hughes is, for me, a hit and miss author. i've thought that some of his short fiction has been brilliant, yet some of it has left me cold. his linked collection nowhere near milkwood was enjoyable, but it had more than a few clunky moments in it, and his novel the percolated stars felt as if it had been written very early on in his career, before the finer details of pacing and prose had been worked out. thus, when approaching a new universal history of infamy, i didn't know what to expect. i had only recently discovered jorge luis borges, who wrote the original a universal history of infamy, which i loved, and... well, i had reservations.

hughes, however, does something truly surprising with a new universal history of infamy: he does not create a sequel, or even a new 'imagining', but rather, he creates a companion to besides borges' work.

let me say now, that you can read this book without having read borges but, in my opinion, you'll be missing half the joy of this book. to sit down and explain to you how hughes has built a companion would involve a detailed critique of the two books, noting how hughes builds his references, style, and even the narrative flow of the pieces up. but, trust me when i say that if, when picking up this book, you get yourself a copy of borges collected fiction (where a universal history of iniquity (the difference of iniquity and infamy is in the translator of borges) is the first seventy pages) and read this before hughes book, then your experience will only be heightened. i'll have you note that i never thought i'd write such a comment, but there you go.

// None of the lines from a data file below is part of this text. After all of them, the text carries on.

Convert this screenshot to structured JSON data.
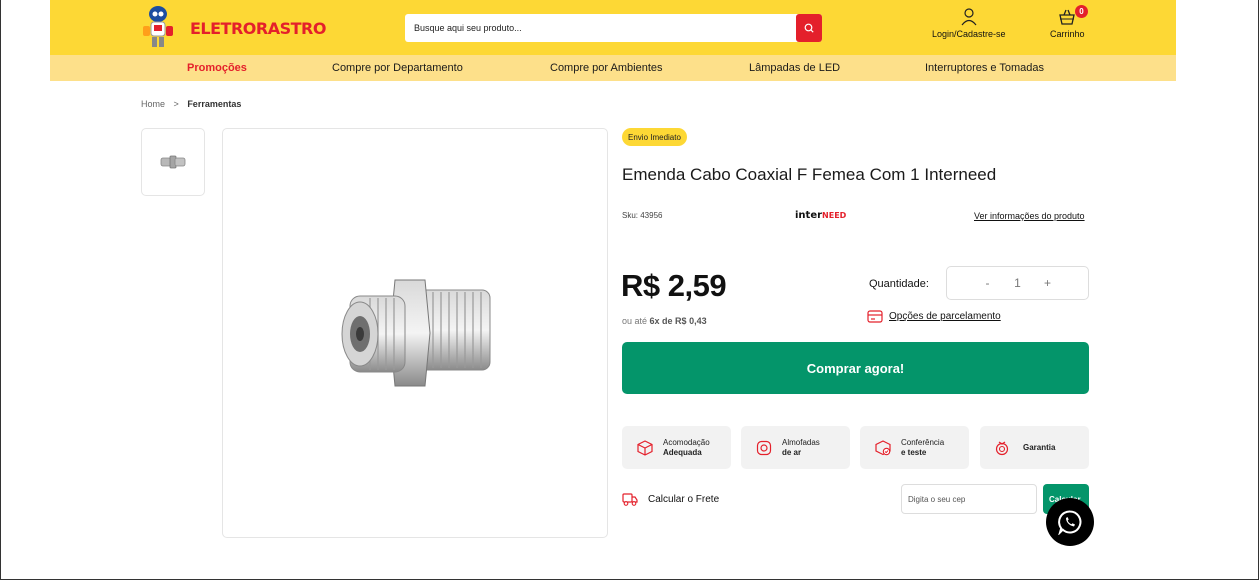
{
  "header": {
    "logo_text": "ELETRORASTRO",
    "search_placeholder": "Busque aqui seu produto...",
    "login_label": "Login/Cadastre-se",
    "cart_label": "Carrinho",
    "cart_count": "0"
  },
  "nav": {
    "items": [
      "Promoções",
      "Compre por Departamento",
      "Compre por Ambientes",
      "Lâmpadas de LED",
      "Interruptores e Tomadas"
    ]
  },
  "breadcrumb": {
    "home": "Home",
    "separator": ">",
    "current": "Ferramentas"
  },
  "product": {
    "badge": "Envio Imediato",
    "title": "Emenda Cabo Coaxial F Femea Com 1 Interneed",
    "sku": "Sku: 43956",
    "brand_part1": "inter",
    "brand_part2": "NEED",
    "info_link": "Ver informações do produto",
    "price": "R$ 2,59",
    "installment_prefix": "ou até",
    "installment_value": "6x de R$ 0,43",
    "quantity_label": "Quantidade:",
    "quantity_minus": "-",
    "quantity_value": "1",
    "quantity_plus": "+",
    "parcel_link": "Opções de parcelamento",
    "buy_label": "Comprar agora!"
  },
  "features": [
    {
      "line1": "Acomodação",
      "line2": "Adequada",
      "icon": "box-icon"
    },
    {
      "line1": "Almofadas",
      "line2": "de ar",
      "icon": "air-cushion-icon"
    },
    {
      "line1": "Conferência",
      "line2": "e teste",
      "icon": "check-box-icon"
    },
    {
      "line1": "",
      "line2": "Garantia",
      "icon": "warranty-icon"
    }
  ],
  "shipping": {
    "label": "Calcular o Frete",
    "cep_placeholder": "Digita o seu cep",
    "calc_label": "Calcular"
  },
  "colors": {
    "accent_yellow": "#fdd835",
    "nav_yellow": "#fde08a",
    "brand_red": "#e4202b",
    "buy_green": "#04956a"
  }
}
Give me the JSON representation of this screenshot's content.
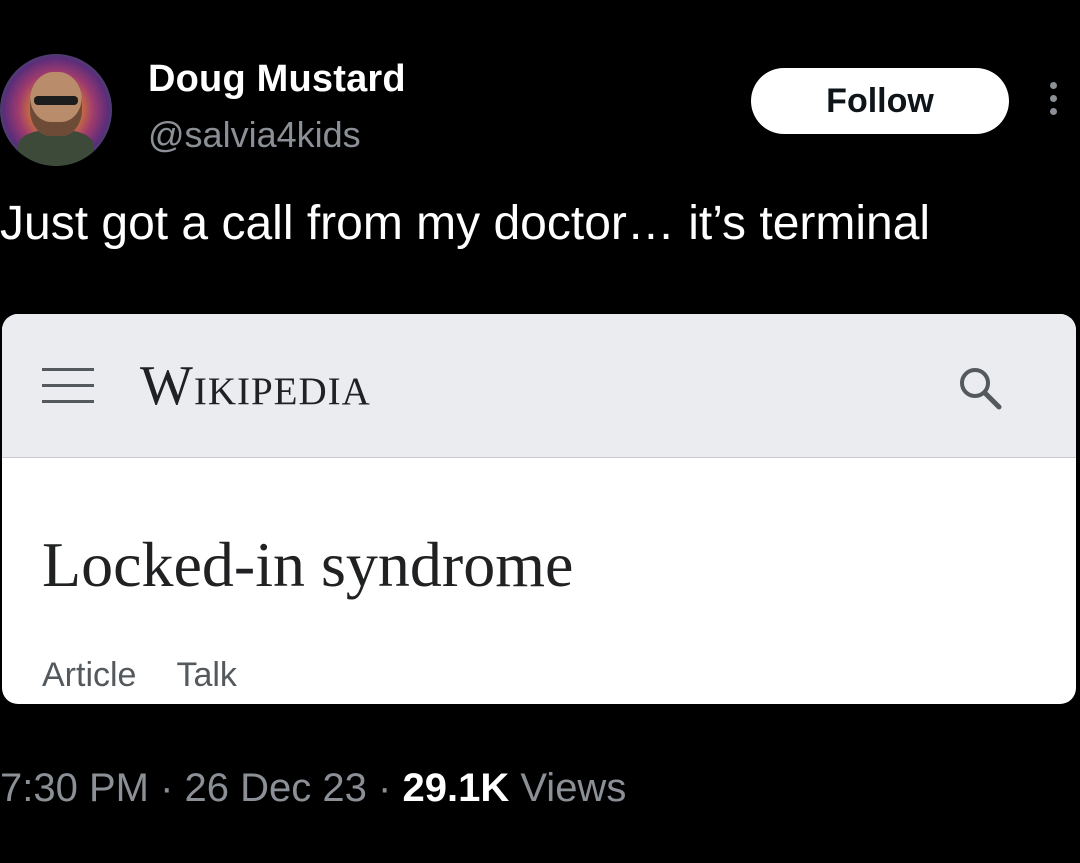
{
  "tweet": {
    "author": {
      "name": "Doug Mustard",
      "handle": "@salvia4kids"
    },
    "follow_label": "Follow",
    "text": "Just got a call from my doctor… it’s terminal",
    "card": {
      "site_logo": "Wikipedia",
      "menu_icon": "hamburger-menu-icon",
      "search_icon": "search-icon",
      "article_title": "Locked-in syndrome",
      "tabs": [
        "Article",
        "Talk"
      ]
    },
    "meta": {
      "time": "7:30 PM",
      "separator": "·",
      "date": "26 Dec 23",
      "views_count": "29.1K",
      "views_label": "Views"
    }
  },
  "colors": {
    "background": "#000000",
    "text_primary": "#ffffff",
    "text_secondary": "#8b9096",
    "card_header": "#eaecf0",
    "card_body": "#ffffff"
  }
}
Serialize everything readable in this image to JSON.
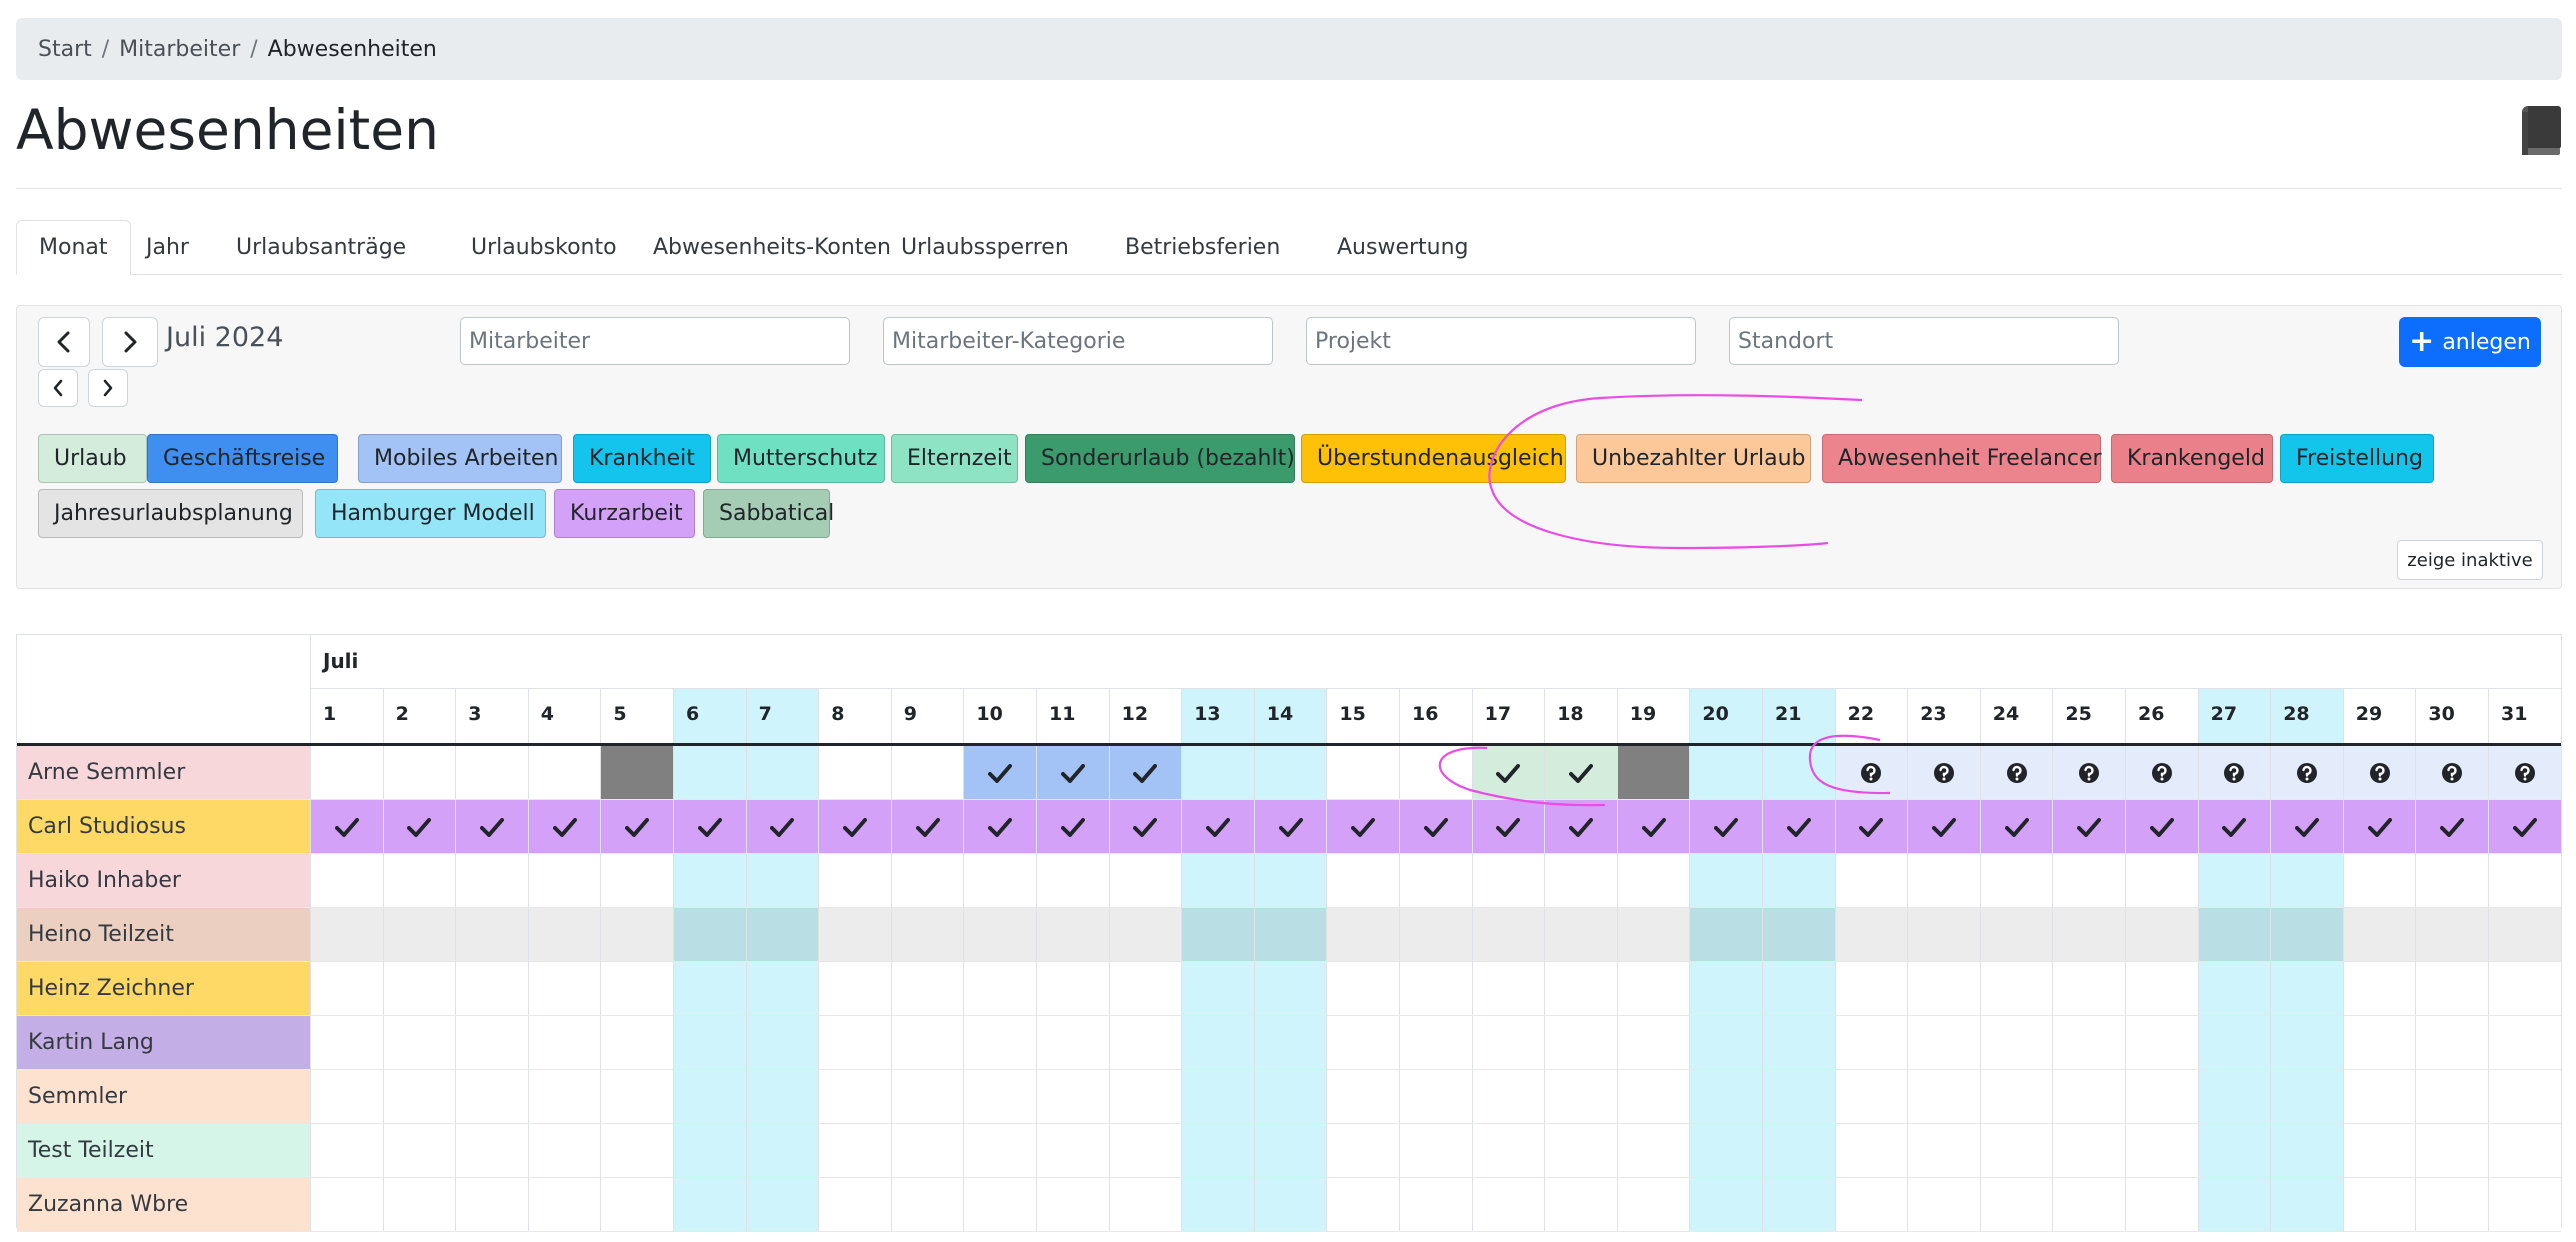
{
  "breadcrumb": {
    "items": [
      "Start",
      "Mitarbeiter",
      "Abwesenheiten"
    ]
  },
  "page": {
    "title": "Abwesenheiten"
  },
  "tabs": [
    "Monat",
    "Jahr",
    "Urlaubsanträge",
    "Urlaubskonto",
    "Abwesenheits-Konten",
    "Urlaubssperren",
    "Betriebsferien",
    "Auswertung"
  ],
  "active_tab": "Monat",
  "toolbar": {
    "month_label": "Juli 2024",
    "filters": {
      "employee": "Mitarbeiter",
      "category": "Mitarbeiter-Kategorie",
      "project": "Projekt",
      "location": "Standort"
    },
    "create_label": "anlegen",
    "show_inactive_label": "zeige inaktive"
  },
  "legend": [
    {
      "label": "Urlaub",
      "color": "#d3ecdc"
    },
    {
      "label": "Geschäftsreise",
      "color": "#3f8ff0"
    },
    {
      "label": "Mobiles Arbeiten",
      "color": "#a3c3f7"
    },
    {
      "label": "Krankheit",
      "color": "#14c4ec"
    },
    {
      "label": "Mutterschutz",
      "color": "#6fe0c2"
    },
    {
      "label": "Elternzeit",
      "color": "#8ee3c5"
    },
    {
      "label": "Sonderurlaub (bezahlt)",
      "color": "#3b9b6d"
    },
    {
      "label": "Überstundenausgleich",
      "color": "#ffc107"
    },
    {
      "label": "Unbezahlter Urlaub",
      "color": "#fdc899"
    },
    {
      "label": "Abwesenheit Freelancer",
      "color": "#ec848d"
    },
    {
      "label": "Krankengeld",
      "color": "#ea8089"
    },
    {
      "label": "Freistellung",
      "color": "#14c5eb"
    },
    {
      "label": "Jahresurlaubsplanung",
      "color": "#e4e4e4"
    },
    {
      "label": "Hamburger Modell",
      "color": "#94e5f8"
    },
    {
      "label": "Kurzarbeit",
      "color": "#d3a2f8"
    },
    {
      "label": "Sabbatical",
      "color": "#a5cdb5"
    }
  ],
  "calendar": {
    "month": "Juli",
    "days": [
      "1",
      "2",
      "3",
      "4",
      "5",
      "6",
      "7",
      "8",
      "9",
      "10",
      "11",
      "12",
      "13",
      "14",
      "15",
      "16",
      "17",
      "18",
      "19",
      "20",
      "21",
      "22",
      "23",
      "24",
      "25",
      "26",
      "27",
      "28",
      "29",
      "30",
      "31"
    ],
    "weekend_color": "#cff4fc",
    "employees": [
      {
        "name": "Arne Semmler",
        "color": "#f8d7da"
      },
      {
        "name": "Carl Studiosus",
        "color": "#ffd966"
      },
      {
        "name": "Haiko Inhaber",
        "color": "#f8d7da"
      },
      {
        "name": "Heino Teilzeit",
        "color": "#ebd0c2"
      },
      {
        "name": "Heinz Zeichner",
        "color": "#ffd966"
      },
      {
        "name": "Kartin Lang",
        "color": "#c3aee6"
      },
      {
        "name": "Semmler",
        "color": "#fee2d0"
      },
      {
        "name": "Test Teilzeit",
        "color": "#d5f5e8"
      },
      {
        "name": "Zuzanna Wbre",
        "color": "#fee2d0"
      }
    ],
    "entries": [
      {
        "employee": "Arne Semmler",
        "days": [
          5,
          19
        ],
        "type": "Blocked",
        "color": "#808080",
        "mark": "none"
      },
      {
        "employee": "Arne Semmler",
        "days": [
          10,
          11,
          12
        ],
        "type": "Mobiles Arbeiten",
        "color": "#a3c3f7",
        "mark": "check"
      },
      {
        "employee": "Arne Semmler",
        "days": [
          17,
          18
        ],
        "type": "Urlaub",
        "color": "#d3ecdc",
        "mark": "check"
      },
      {
        "employee": "Arne Semmler",
        "days": [
          22,
          23,
          24,
          25,
          26,
          27,
          28,
          29,
          30,
          31
        ],
        "type": "Jahresurlaubsplanung",
        "color": "#e4ecfb",
        "mark": "question"
      },
      {
        "employee": "Carl Studiosus",
        "days": [
          1,
          2,
          3,
          4,
          5,
          6,
          7,
          8,
          9,
          10,
          11,
          12,
          13,
          14,
          15,
          16,
          17,
          18,
          19,
          20,
          21,
          22,
          23,
          24,
          25,
          26,
          27,
          28,
          29,
          30,
          31
        ],
        "type": "Kurzarbeit",
        "color": "#d3a2f8",
        "mark": "check"
      }
    ]
  }
}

the main part of both pieces are the fictional histories, and it his here that hughes is at his best, having built his narratives from the skeletons of borges, creating his own puzzles of prose that are a delight to work through. indeed, such is the joy of these, that i wanted them to continue. but, alas.

there is only one large hiccup in a new universal history of infamy, and that is when hughes parodies borges' 'man on a streetcorner' (also translated as 'man on pink corner') with 'streetcorner mouse'. technically, as parodies go, it's without fault except that i believe he references the wrong character in the first line, to keep with the makeup of borges' very excellent story. but that's debatable, i guess, and so is the parody itself--for some people, it's going to really work for them, and for other people, they're really going to dislike the whole idea. technically, i enjoyed how it was put together, but personally, i hated the whole idea.

the rest of the book, however, continues in the early vein of the book, and concludes with three parodies, two of which i greatly enjoyed, and one (the john sladek) which got a bit tedious, though the end made me laugh. this, however, is possibly because i've never read sladek, so the parody itself was lost on me. but, the two parodies, especially 'finding the book of sand', were great.

anyhow, so the excerpt is one of the histories, and you should go here and read it. then you should buy the borges book, buy the hughes book, and then make others buy both, so you can discuss how hughes has pulled of a book that isn't a sequel, isn't a re imagining, isn't any kind of cheap thrill, but rather is a companion book that the author has obviously laboured extensively over.